The opening track, titled “Disappear”, is the most different OWTH song that I can recall. It starts with raw vocals by Ryan backed with only very minor guitar, building slightly from the 30 second mark before Ryan repeats the opening lyrics 1 minute in this time screaming, “I SHOULD HAVE SEEN THIS FROM THE START” and from then the song is recognizably OWTH. As “Disappear” comes to an end, it flows seamlessly into the title track “Be Good” indicating there is a definite and intended flow to this album; all the more reason to listen to it on vinyl. “Be Good” opens with The Arrivals’ style drum rolls, building up to even more screaming by Ryan as he declares “I can’t take anymore, I just want out RIGHT NOW”. As I write this review I’m reading the lyrics to “Be Good” for the first time and as I hear Ryan sing the words that I’m reading I get goosebumps. For how much better Ryan has been doing since the release of “Home”, this song describes the intense toll that so many years of severe depression and anxiety have taken on his mental health. It is a song about doing all you can to be good and make a positive impact, but it is also a song about being exhausted and destroyed from years of mental illness; “I had assumed I would have been gone by now – but the ship has weathered the storm – and the feeling of defeat that lies underneath is still alive and on it’s course – I’m destroyed”. 
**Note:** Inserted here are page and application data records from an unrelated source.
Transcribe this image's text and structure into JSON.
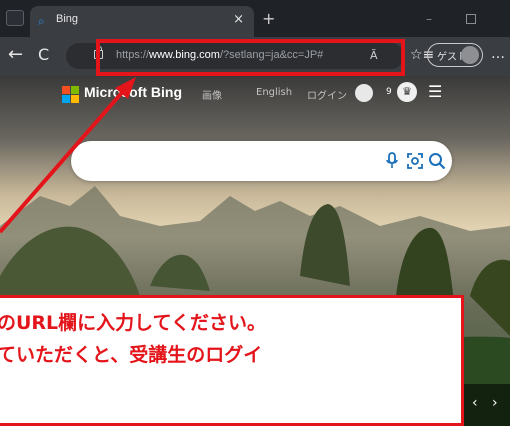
{
  "browser": {
    "tab": {
      "title": "Bing",
      "close_glyph": "×",
      "favicon": "bing-favicon"
    },
    "new_tab_glyph": "+",
    "window_minimize_glyph": "–",
    "toolbar": {
      "back_glyph": "←",
      "refresh_glyph": "C",
      "url_prefix": "https://",
      "url_host": "www.bing.com",
      "url_path": "/?setlang=ja&cc=JP#",
      "read_aloud_label": "Ã",
      "favorites_glyph": "☆≡",
      "profile_label": "ゲスト",
      "more_glyph": "…"
    }
  },
  "bing": {
    "wordmark": "Microsoft Bing",
    "nav_items": [
      "画像",
      "English",
      "ログイン"
    ],
    "points": "9",
    "rewards_glyph": "♛",
    "menu_glyph": "☰",
    "logo_colors": [
      "#f25022",
      "#7fba00",
      "#00a4ef",
      "#ffb900"
    ],
    "search_icon_color": "#1b6fb8"
  },
  "annotation": {
    "line1": "のURL欄に入力してください。",
    "line2": "ていただくと、受講生のログイ",
    "highlight_color": "#e3151b"
  },
  "carousel": {
    "prev_glyph": "‹",
    "next_glyph": "›"
  }
}
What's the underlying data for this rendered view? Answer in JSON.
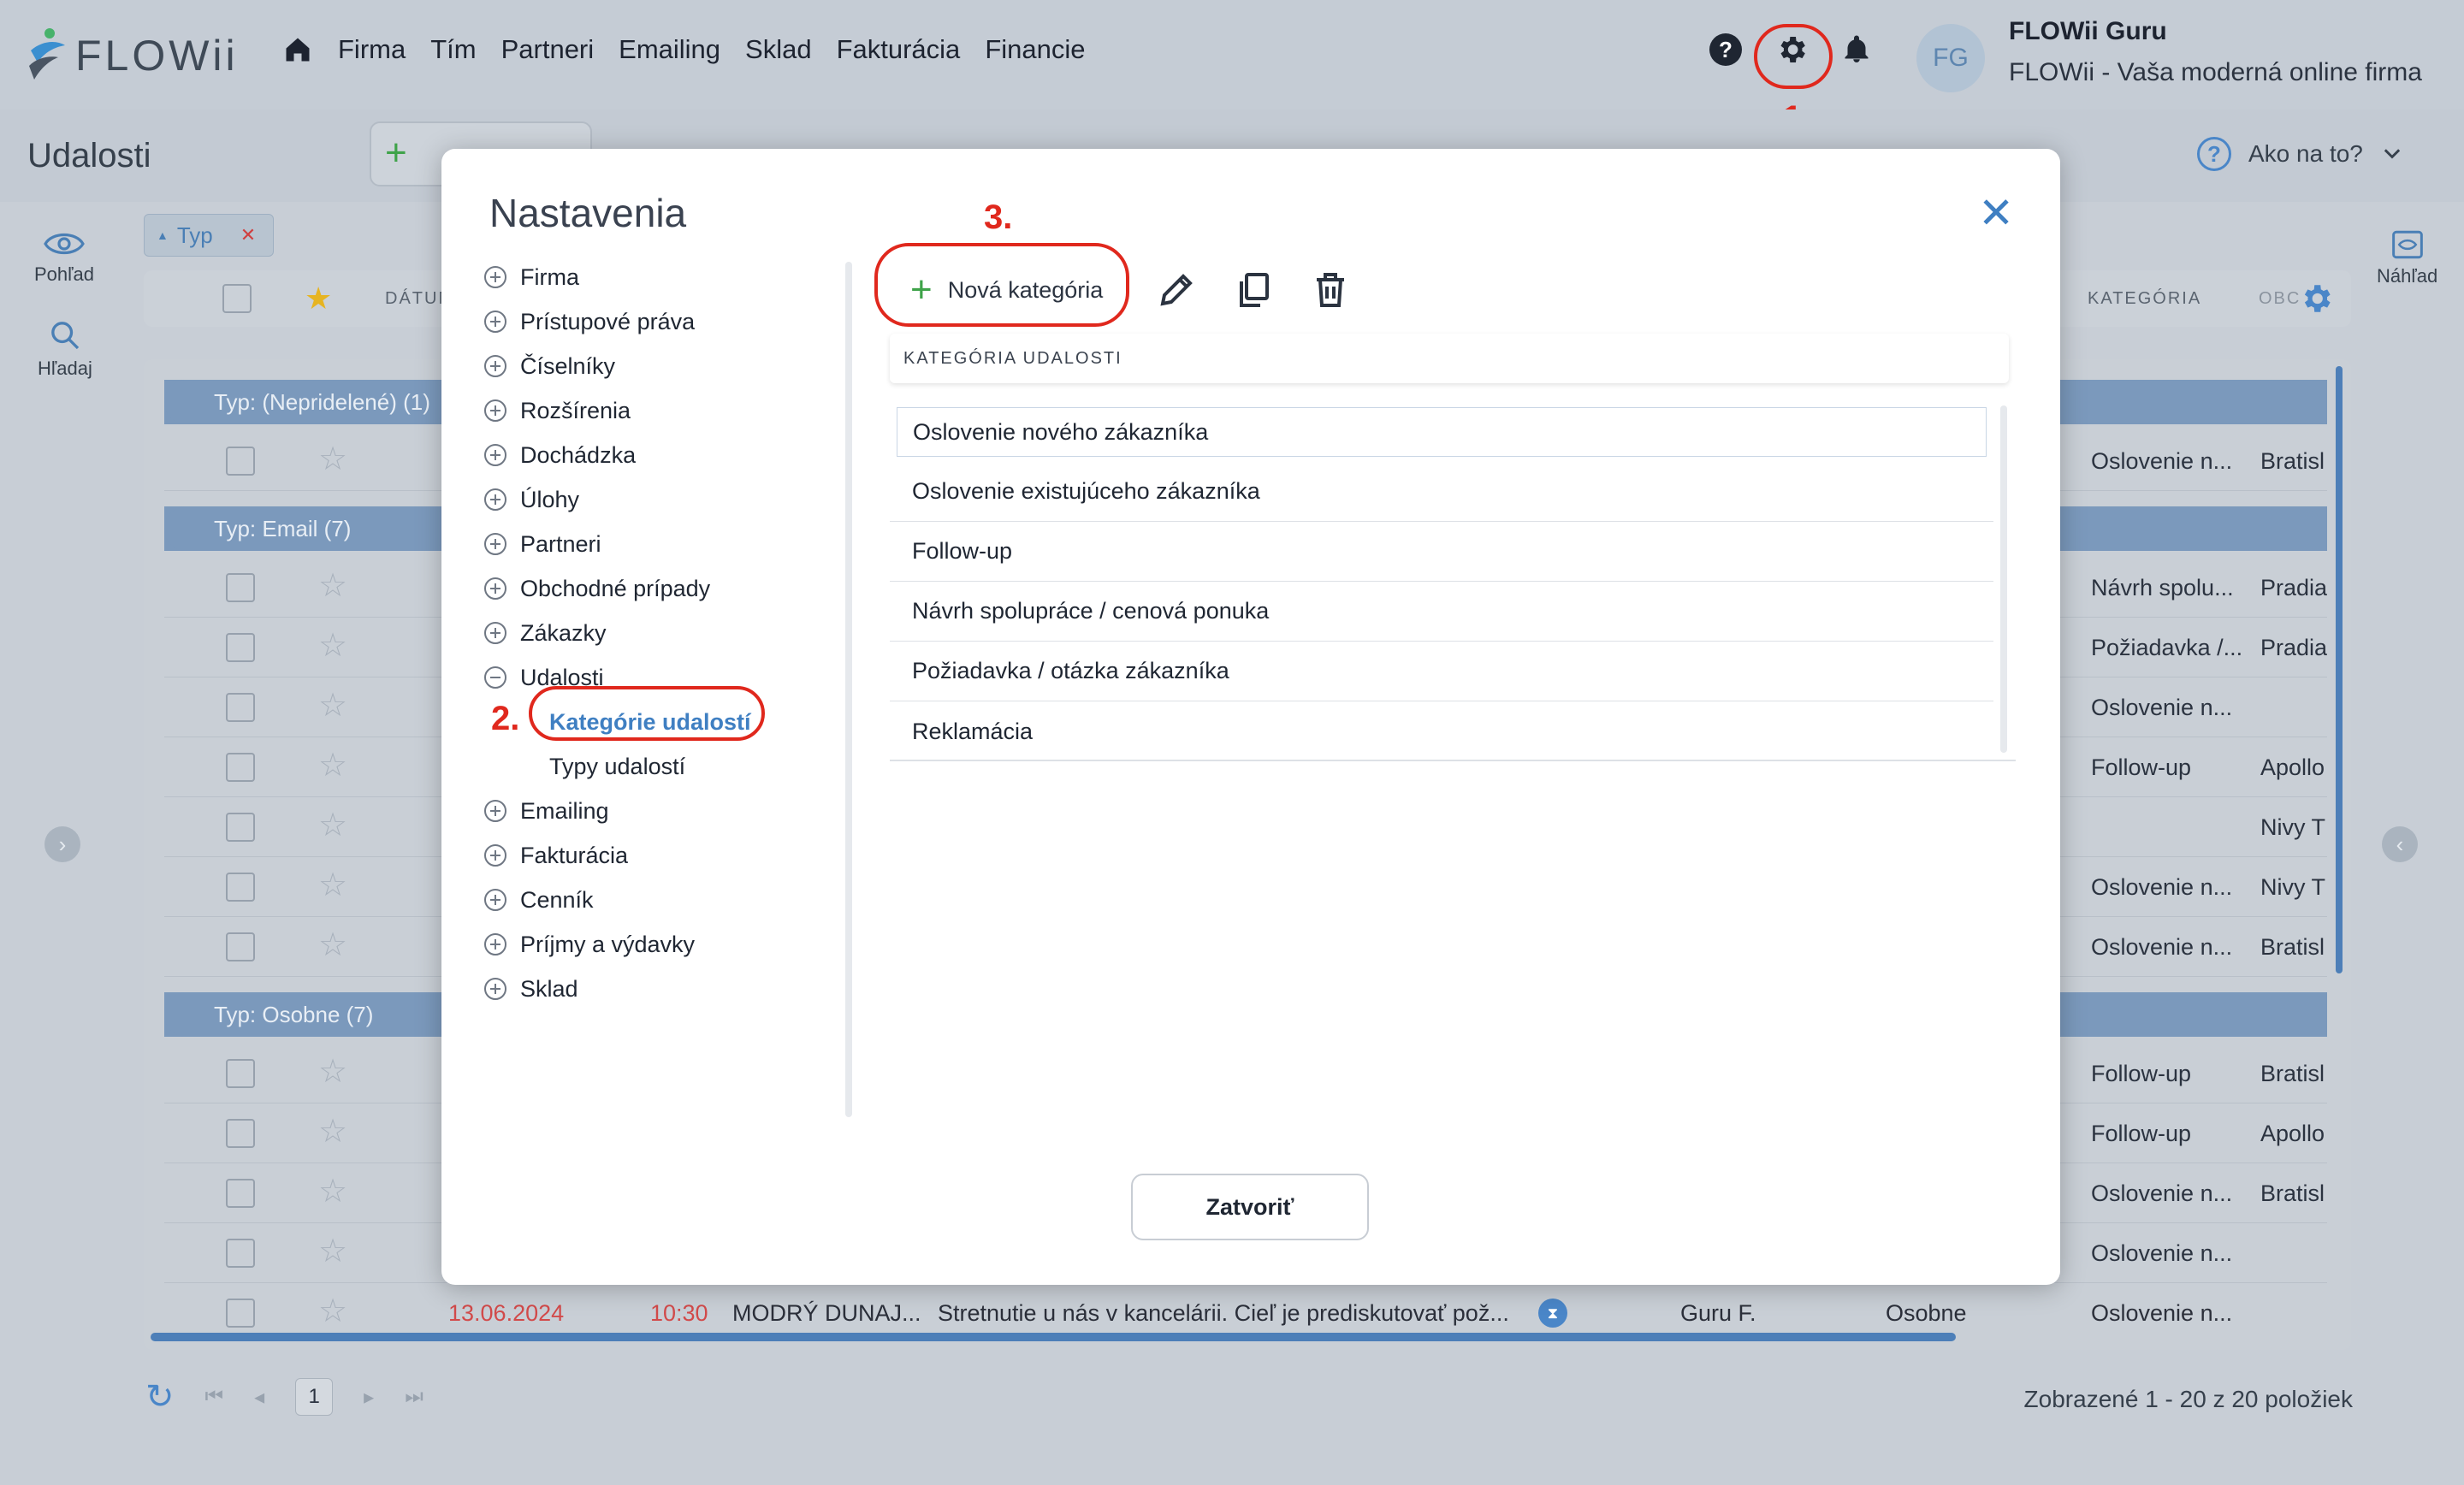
{
  "app": {
    "logo_text": "FLOWii",
    "nav": [
      "Firma",
      "Tím",
      "Partneri",
      "Emailing",
      "Sklad",
      "Fakturácia",
      "Financie"
    ],
    "user_initials": "FG",
    "user_name": "FLOWii Guru",
    "user_subtitle": "FLOWii - Vaša moderná online firma"
  },
  "page": {
    "title": "Udalosti",
    "help_label": "Ako na to?",
    "side_view": "Pohľad",
    "side_search": "Hľadaj",
    "side_preview": "Náhľad",
    "filter_chip": "Typ",
    "col_date": "DÁTUM",
    "col_category": "KATEGÓRIA",
    "col_obc": "OBC"
  },
  "groups": [
    {
      "label": "Typ: (Nepridelené) (1)"
    },
    {
      "label": "Typ: Email (7)"
    },
    {
      "label": "Typ: Osobne (7)"
    }
  ],
  "rows": [
    {
      "c1": "Oslovenie n...",
      "c2": "Bratisl"
    },
    {
      "c1": "Návrh spolu...",
      "c2": "Pradia"
    },
    {
      "c1": "Požiadavka /...",
      "c2": "Pradia"
    },
    {
      "c1": "Oslovenie n...",
      "c2": ""
    },
    {
      "c1": "Follow-up",
      "c2": "Apollo"
    },
    {
      "c1": "",
      "c2": "Nivy T"
    },
    {
      "c1": "Oslovenie n...",
      "c2": "Nivy T"
    },
    {
      "c1": "Oslovenie n...",
      "c2": "Bratisl"
    },
    {
      "c1": "Follow-up",
      "c2": "Bratisl"
    },
    {
      "c1": "Follow-up",
      "c2": "Apollo"
    },
    {
      "c1": "Oslovenie n...",
      "c2": "Bratisl"
    },
    {
      "c1": "Oslovenie n...",
      "c2": ""
    }
  ],
  "last_row": {
    "date": "13.06.2024",
    "time": "10:30",
    "partner": "MODRÝ DUNAJ...",
    "subject": "Stretnutie u nás v kancelárii. Cieľ je prediskutovať pož...",
    "owner": "Guru F.",
    "type": "Osobne",
    "category": "Oslovenie n..."
  },
  "pager": {
    "page": "1",
    "info": "Zobrazené 1 - 20 z 20 položiek"
  },
  "modal": {
    "title": "Nastavenia",
    "tree": [
      {
        "label": "Firma"
      },
      {
        "label": "Prístupové práva"
      },
      {
        "label": "Číselníky"
      },
      {
        "label": "Rozšírenia"
      },
      {
        "label": "Dochádzka"
      },
      {
        "label": "Úlohy"
      },
      {
        "label": "Partneri"
      },
      {
        "label": "Obchodné prípady"
      },
      {
        "label": "Zákazky"
      },
      {
        "label": "Udalosti"
      },
      {
        "label": "Emailing"
      },
      {
        "label": "Fakturácia"
      },
      {
        "label": "Cenník"
      },
      {
        "label": "Príjmy a výdavky"
      },
      {
        "label": "Sklad"
      }
    ],
    "sub_items": [
      "Kategórie udalostí",
      "Typy udalostí"
    ],
    "new_button": "Nová kategória",
    "list_header": "KATEGÓRIA UDALOSTI",
    "categories": [
      "Oslovenie nového zákazníka",
      "Oslovenie existujúceho zákazníka",
      "Follow-up",
      "Návrh spolupráce / cenová ponuka",
      "Požiadavka / otázka zákazníka",
      "Reklamácia"
    ],
    "close_button": "Zatvoriť"
  },
  "annotations": {
    "step1": "1.",
    "step2": "2.",
    "step3": "3.",
    "color": "#e0281d"
  }
}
Half way through the album, at “Take Me Away” the album has returned to the softer and quieter sound that was present on “Disappear”. This time the softer sound hangs around for about half the song, on and off, as Ryan sings about needing space to figure things out; I’m speculating here but it feels like it is about the breakdown that led to the start of the Anxious & Angry Podcast and getting proper help for his mental health issues. Up next is “Tear Me Apart” and while the song naming convention is similar, there is real flow between the two songs. While “Take Me Away” is an introspective look at how Ryan felt at a particular point in time, “Tear Me Apart” is welcoming external criticism of his behaviours, acknowledging he deserved them at the time. Doubling down on my speculation, assuming I was correct about “Take Me Away”, this song would seem to about the aftermath of his breakdown and deserving being torn apart by his bandmates and girlfriend. 
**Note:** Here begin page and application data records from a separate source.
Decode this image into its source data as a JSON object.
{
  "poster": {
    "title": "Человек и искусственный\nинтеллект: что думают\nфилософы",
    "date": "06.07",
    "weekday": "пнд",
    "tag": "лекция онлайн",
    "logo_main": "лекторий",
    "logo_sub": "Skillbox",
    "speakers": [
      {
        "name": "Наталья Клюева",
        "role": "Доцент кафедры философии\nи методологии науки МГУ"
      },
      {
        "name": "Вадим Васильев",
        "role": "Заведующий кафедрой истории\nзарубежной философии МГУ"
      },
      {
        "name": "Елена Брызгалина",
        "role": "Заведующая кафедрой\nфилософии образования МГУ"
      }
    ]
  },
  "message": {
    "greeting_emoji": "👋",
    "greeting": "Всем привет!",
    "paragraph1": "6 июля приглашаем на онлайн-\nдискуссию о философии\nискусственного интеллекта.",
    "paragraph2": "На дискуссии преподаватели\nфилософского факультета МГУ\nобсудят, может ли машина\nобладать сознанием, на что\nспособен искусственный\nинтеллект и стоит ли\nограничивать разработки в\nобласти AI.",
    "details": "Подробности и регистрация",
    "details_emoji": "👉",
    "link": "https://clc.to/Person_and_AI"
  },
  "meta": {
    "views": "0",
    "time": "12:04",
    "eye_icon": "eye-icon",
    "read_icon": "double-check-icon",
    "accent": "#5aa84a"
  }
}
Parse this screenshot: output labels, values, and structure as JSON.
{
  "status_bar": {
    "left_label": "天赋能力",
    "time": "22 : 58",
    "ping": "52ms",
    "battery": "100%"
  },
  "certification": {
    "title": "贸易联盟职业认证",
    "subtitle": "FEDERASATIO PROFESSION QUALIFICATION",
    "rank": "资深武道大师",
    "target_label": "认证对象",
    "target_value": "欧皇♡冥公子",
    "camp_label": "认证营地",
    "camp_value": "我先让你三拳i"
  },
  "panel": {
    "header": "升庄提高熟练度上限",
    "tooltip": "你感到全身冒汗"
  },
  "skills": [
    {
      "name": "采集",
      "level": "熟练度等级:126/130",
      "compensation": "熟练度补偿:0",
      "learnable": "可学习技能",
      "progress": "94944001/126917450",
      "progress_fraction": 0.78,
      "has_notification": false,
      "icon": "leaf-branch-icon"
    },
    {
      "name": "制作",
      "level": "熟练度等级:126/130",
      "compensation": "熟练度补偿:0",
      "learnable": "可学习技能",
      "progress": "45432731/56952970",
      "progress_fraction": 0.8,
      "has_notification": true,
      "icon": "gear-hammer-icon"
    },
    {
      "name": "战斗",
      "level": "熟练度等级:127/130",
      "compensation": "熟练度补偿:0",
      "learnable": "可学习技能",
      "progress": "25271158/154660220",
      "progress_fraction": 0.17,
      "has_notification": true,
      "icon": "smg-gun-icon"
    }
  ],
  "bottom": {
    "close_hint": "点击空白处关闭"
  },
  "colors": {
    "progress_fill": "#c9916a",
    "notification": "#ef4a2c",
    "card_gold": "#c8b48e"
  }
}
The 8th song “Let It All” is a return to the OWTH sound from their 2007 album “All Things Move Toward Their End” – I think this is caused by the distorted recording sound along with the return to a more melodic sound. I’m not sure what it is about this song but it is probably the funnest song on the album to listen to, there’s something about the chorus “inside for far too long, pulling my strings – singing my songs” which is extremely enjoyable to listen to and sing along to. The second last song, “Locking Eyes” is the most consistently slow and quiet song on the album. It is a song of loss, of losing someone who kept coming back until they have been pushed one too many times. As Ryan screams “I know its all my fault – I know I deserve it all” over soft music, the pain in his voice is palpable. From here, the album fades into the final song, “Death”, which is the only instrumental that I know of OWTH ever doing as it carries on the sound of “Locking Eyes” for close to another 3 minutes as the album fades out. 
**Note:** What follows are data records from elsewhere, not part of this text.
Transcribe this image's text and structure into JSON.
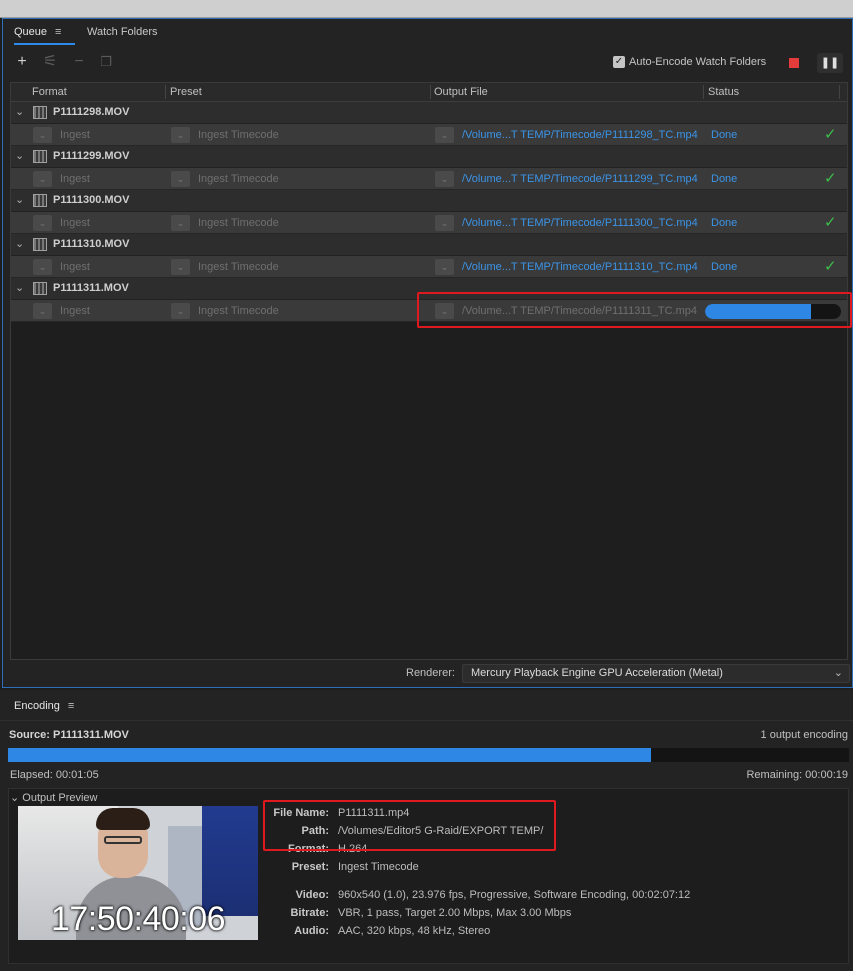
{
  "queue": {
    "tabs": [
      {
        "label": "Queue"
      },
      {
        "label": "Watch Folders"
      }
    ],
    "menu_glyph": "≡",
    "toolbar": {
      "add": "+",
      "settings": "⚟",
      "remove": "−",
      "duplicate": "❐",
      "auto_encode_label": "Auto-Encode Watch Folders",
      "auto_encode_checked": "✓",
      "pause": "❚❚"
    },
    "columns": [
      "Format",
      "Preset",
      "Output File",
      "Status"
    ],
    "groups": [
      {
        "name": "P1111298.MOV",
        "format": "Ingest",
        "preset": "Ingest Timecode",
        "output": "/Volume...T TEMP/Timecode/P1111298_TC.mp4",
        "status": "Done",
        "status_icon": "✓"
      },
      {
        "name": "P1111299.MOV",
        "format": "Ingest",
        "preset": "Ingest Timecode",
        "output": "/Volume...T TEMP/Timecode/P1111299_TC.mp4",
        "status": "Done",
        "status_icon": "✓"
      },
      {
        "name": "P1111300.MOV",
        "format": "Ingest",
        "preset": "Ingest Timecode",
        "output": "/Volume...T TEMP/Timecode/P1111300_TC.mp4",
        "status": "Done",
        "status_icon": "✓"
      },
      {
        "name": "P1111310.MOV",
        "format": "Ingest",
        "preset": "Ingest Timecode",
        "output": "/Volume...T TEMP/Timecode/P1111310_TC.mp4",
        "status": "Done",
        "status_icon": "✓"
      },
      {
        "name": "P1111311.MOV",
        "format": "Ingest",
        "preset": "Ingest Timecode",
        "output": "/Volume...T TEMP/Timecode/P1111311_TC.mp4",
        "status": "",
        "progress": 0.78
      }
    ],
    "renderer_label": "Renderer:",
    "renderer_value": "Mercury Playback Engine GPU Acceleration (Metal)"
  },
  "encoding": {
    "tab_label": "Encoding",
    "menu_glyph": "≡",
    "source_label": "Source:",
    "source_value": "P1111311.MOV",
    "output_count": "1 output encoding",
    "progress": 0.765,
    "elapsed": "Elapsed: 00:01:05",
    "remaining": "Remaining: 00:00:19",
    "preview_label": "Output Preview",
    "timecode": "17:50:40:06",
    "meta": [
      {
        "k": "File Name:",
        "v": "P1111311.mp4"
      },
      {
        "k": "Path:",
        "v": "/Volumes/Editor5 G-Raid/EXPORT TEMP/"
      },
      {
        "k": "Format:",
        "v": "H.264"
      },
      {
        "k": "Preset:",
        "v": "Ingest Timecode"
      },
      {
        "k": "Video:",
        "v": "960x540 (1.0), 23.976 fps, Progressive, Software Encoding, 00:02:07:12"
      },
      {
        "k": "Bitrate:",
        "v": "VBR, 1 pass, Target 2.00 Mbps, Max 3.00 Mbps"
      },
      {
        "k": "Audio:",
        "v": "AAC, 320 kbps, 48 kHz, Stereo"
      }
    ]
  },
  "colors": {
    "accent": "#2f87e5",
    "link": "#3b94e8",
    "done_check": "#3cbf4a",
    "highlight": "#e0191f",
    "stop": "#e43b3b"
  }
}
Ryan and the rest of OWTH get full marks on growth and development on this album, it is clearly different to their other music and one could argue more mature. For me, it doesn’t quite live up to the urgency of “Home” but it could just be that I don’t need the album as much as I needed “Home” when I first heard it. “Be Good” is for OWTH fans new and old, but even more than that it is for Ryan and the band members, and nothing we as listeners can say about the album will change that this is what they needed at this time. It was well worth the 6 year wait, and I’ll be happy to wait for more.

4/5 Stars


Add Off With Their Heads to My Radar   Add to My Radar

Leave A Comment

You must be logged in to post a comment.